Re: 'Faithful Citizenship' Gives Catholics a Chance to Seek the Common Good
Wow, I didn't remember posting this, and am only now returning (months later!) to see the replies. Since the election is over, it's probably no longer relevant to many people.
However, something I heard recently makes it relevant to me. Apparently, some GOP leaders are saying the GOP should back off a litte from its hard stance on abortion and homosexual marriage.
What I'm about to say, I thought about before re-visiting this thread, but I think it is an apt reply to the guy who posted that I was only disappointed that it didn't say "don't vote for Obama", and for the one who posted that GOP'ers don't hold the Truth like they think they do.
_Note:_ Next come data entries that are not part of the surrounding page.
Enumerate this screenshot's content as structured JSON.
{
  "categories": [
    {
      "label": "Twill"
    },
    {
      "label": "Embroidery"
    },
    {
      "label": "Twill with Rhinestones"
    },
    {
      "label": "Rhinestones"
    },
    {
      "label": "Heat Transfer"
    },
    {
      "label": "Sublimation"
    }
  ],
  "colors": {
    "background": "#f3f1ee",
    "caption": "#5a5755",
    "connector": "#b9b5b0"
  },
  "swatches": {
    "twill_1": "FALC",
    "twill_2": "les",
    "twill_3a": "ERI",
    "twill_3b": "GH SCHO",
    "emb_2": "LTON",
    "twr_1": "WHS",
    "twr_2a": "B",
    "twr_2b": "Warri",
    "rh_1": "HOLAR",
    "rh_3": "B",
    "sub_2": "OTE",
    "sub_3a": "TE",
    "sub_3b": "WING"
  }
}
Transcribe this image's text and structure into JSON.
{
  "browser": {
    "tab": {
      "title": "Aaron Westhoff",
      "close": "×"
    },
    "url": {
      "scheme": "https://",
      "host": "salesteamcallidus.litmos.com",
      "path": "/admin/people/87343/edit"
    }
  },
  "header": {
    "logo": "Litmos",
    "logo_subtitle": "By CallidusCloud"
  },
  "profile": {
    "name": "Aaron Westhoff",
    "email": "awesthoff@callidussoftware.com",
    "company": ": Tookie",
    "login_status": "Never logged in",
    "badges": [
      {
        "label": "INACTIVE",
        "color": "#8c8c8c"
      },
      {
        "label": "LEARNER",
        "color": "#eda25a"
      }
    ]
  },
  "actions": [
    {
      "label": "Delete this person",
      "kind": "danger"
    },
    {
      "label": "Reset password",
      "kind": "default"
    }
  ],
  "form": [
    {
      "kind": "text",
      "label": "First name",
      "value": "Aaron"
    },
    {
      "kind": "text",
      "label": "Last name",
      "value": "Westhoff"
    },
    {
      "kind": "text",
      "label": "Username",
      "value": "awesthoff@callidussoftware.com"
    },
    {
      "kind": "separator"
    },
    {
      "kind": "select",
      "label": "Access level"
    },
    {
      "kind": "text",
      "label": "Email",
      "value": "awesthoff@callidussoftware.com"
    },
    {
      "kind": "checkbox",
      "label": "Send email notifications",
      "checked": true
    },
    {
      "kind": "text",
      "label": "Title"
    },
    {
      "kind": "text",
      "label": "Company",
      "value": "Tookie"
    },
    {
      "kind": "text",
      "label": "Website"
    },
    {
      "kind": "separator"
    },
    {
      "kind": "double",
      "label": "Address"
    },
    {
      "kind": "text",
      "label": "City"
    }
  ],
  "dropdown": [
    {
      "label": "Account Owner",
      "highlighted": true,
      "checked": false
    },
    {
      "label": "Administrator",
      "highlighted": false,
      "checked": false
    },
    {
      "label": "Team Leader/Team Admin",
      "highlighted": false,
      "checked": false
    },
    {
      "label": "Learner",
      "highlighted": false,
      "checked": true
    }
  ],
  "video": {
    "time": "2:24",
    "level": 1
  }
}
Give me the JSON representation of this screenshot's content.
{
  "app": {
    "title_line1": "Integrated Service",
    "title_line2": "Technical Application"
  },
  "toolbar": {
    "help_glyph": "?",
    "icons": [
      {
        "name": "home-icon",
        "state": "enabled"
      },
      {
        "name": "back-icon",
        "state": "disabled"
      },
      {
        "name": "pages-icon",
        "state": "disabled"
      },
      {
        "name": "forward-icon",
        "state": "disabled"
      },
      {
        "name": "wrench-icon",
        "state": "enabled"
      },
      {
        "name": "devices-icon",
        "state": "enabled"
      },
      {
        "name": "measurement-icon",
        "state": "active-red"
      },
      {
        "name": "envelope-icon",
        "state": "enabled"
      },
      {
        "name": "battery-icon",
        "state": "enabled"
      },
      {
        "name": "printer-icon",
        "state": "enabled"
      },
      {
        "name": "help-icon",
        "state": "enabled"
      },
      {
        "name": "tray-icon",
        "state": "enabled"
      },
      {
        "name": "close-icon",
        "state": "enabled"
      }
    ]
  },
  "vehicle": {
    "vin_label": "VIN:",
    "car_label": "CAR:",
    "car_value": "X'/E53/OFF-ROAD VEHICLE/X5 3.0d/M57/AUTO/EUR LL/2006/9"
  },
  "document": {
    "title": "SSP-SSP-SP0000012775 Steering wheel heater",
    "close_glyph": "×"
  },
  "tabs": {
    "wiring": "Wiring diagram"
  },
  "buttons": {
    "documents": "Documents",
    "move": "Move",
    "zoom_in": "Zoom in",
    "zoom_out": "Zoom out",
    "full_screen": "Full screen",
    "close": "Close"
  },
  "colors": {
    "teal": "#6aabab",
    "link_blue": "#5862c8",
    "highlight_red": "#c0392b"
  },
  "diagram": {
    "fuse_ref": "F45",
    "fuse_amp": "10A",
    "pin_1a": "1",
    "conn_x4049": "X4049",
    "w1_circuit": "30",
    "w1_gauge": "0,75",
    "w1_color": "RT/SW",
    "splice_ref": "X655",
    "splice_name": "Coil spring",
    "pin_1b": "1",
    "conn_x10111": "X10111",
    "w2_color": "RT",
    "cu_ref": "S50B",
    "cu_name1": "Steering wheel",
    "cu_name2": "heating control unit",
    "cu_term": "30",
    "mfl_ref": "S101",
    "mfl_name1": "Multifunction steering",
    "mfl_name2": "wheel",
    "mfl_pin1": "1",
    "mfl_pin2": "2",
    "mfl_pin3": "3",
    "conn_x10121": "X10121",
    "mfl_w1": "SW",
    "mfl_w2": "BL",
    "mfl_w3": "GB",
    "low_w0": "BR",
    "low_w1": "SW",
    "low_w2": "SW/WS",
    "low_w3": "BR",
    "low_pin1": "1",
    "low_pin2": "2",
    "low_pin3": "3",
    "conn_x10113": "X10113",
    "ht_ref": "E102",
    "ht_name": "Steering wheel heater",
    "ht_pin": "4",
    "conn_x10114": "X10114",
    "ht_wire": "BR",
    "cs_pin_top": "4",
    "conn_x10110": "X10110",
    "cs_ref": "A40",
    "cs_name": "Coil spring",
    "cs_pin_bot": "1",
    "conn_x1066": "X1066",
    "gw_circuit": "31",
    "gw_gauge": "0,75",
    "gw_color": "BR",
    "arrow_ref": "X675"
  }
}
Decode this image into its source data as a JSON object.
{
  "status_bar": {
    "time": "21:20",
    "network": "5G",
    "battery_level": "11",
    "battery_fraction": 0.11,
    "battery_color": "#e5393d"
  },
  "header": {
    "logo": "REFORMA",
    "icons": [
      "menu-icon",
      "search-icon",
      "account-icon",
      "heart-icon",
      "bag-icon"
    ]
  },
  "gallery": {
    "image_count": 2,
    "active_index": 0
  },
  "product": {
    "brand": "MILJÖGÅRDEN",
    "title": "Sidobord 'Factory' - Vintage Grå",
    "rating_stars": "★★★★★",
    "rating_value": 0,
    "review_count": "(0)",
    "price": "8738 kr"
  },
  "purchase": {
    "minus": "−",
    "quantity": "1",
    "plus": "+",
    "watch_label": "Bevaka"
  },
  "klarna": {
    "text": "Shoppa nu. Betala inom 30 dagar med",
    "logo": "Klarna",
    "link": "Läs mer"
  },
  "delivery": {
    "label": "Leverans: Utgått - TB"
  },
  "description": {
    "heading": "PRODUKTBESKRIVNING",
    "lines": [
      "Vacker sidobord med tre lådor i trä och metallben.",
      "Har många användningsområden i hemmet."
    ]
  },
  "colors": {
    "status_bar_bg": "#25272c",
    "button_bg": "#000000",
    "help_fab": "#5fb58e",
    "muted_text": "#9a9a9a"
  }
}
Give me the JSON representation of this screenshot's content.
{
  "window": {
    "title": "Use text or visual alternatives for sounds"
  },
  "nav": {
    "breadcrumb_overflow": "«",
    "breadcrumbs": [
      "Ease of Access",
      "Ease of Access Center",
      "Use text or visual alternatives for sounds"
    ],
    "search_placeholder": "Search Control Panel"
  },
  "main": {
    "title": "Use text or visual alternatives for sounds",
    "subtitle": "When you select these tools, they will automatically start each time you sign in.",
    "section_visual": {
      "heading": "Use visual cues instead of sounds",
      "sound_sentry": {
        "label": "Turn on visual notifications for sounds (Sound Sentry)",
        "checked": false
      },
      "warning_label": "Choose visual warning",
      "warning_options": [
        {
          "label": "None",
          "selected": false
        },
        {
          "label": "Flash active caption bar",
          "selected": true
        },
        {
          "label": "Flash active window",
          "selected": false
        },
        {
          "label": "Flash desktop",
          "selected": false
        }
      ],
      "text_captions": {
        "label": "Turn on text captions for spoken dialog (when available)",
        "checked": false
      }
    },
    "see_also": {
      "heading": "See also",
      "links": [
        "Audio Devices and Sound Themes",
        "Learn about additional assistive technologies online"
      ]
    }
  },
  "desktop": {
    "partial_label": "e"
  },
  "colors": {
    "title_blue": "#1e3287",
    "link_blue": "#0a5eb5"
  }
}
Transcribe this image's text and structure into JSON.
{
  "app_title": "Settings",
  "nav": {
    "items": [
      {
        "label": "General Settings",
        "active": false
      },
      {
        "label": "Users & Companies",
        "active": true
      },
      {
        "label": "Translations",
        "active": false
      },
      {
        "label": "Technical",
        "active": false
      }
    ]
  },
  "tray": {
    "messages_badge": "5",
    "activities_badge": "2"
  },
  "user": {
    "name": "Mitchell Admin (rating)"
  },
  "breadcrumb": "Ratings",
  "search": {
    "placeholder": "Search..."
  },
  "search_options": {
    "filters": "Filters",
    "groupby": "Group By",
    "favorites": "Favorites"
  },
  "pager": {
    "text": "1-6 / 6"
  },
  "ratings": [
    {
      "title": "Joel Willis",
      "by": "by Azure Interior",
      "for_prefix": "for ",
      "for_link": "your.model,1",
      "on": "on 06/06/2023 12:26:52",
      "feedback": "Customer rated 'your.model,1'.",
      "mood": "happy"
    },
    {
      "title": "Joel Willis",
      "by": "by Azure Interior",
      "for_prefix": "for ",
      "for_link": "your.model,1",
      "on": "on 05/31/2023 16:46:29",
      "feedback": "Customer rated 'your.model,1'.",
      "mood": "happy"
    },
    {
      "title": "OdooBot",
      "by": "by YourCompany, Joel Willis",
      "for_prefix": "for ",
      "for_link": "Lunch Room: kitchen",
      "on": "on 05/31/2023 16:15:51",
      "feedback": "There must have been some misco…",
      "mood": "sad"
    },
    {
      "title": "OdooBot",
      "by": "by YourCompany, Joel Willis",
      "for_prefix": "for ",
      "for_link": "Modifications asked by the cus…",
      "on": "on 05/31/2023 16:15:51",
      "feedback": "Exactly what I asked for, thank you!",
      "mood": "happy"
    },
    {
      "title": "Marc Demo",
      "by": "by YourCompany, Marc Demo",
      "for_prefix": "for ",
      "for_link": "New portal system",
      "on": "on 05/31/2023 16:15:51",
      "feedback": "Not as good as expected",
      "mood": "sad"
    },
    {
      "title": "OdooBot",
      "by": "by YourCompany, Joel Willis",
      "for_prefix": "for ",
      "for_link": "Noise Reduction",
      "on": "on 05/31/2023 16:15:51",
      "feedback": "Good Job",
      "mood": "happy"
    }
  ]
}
Here goes, and please recognize that it makes me uncomfortable saying it, so I'm hoping for some thoughful advice. Essentially, if the GOP takes its stance against abortion out of its platform, then my vote might be swayed for either party in any given election.
Yes, I'm a fiscal conservative, too, but it seems like both parties, once they get into office, are prone to spend, spend, spend. The Republicans talk a much better game on fiscal conservatism, but I was extremely disappointed in the Bush-era bailouts (I loved Bush's pro-life stances, but he seemed to lean progressive in the fiscal arena).
So, yes, at the time, I wished the Faithful Citizenship document was more clearly anti-Obama. Bu that was primarily because of his pro-abortion policies and other social policies that disagreed with Church teaching. Unfortunately, come next election, the game may have changed. I pray it doesn't.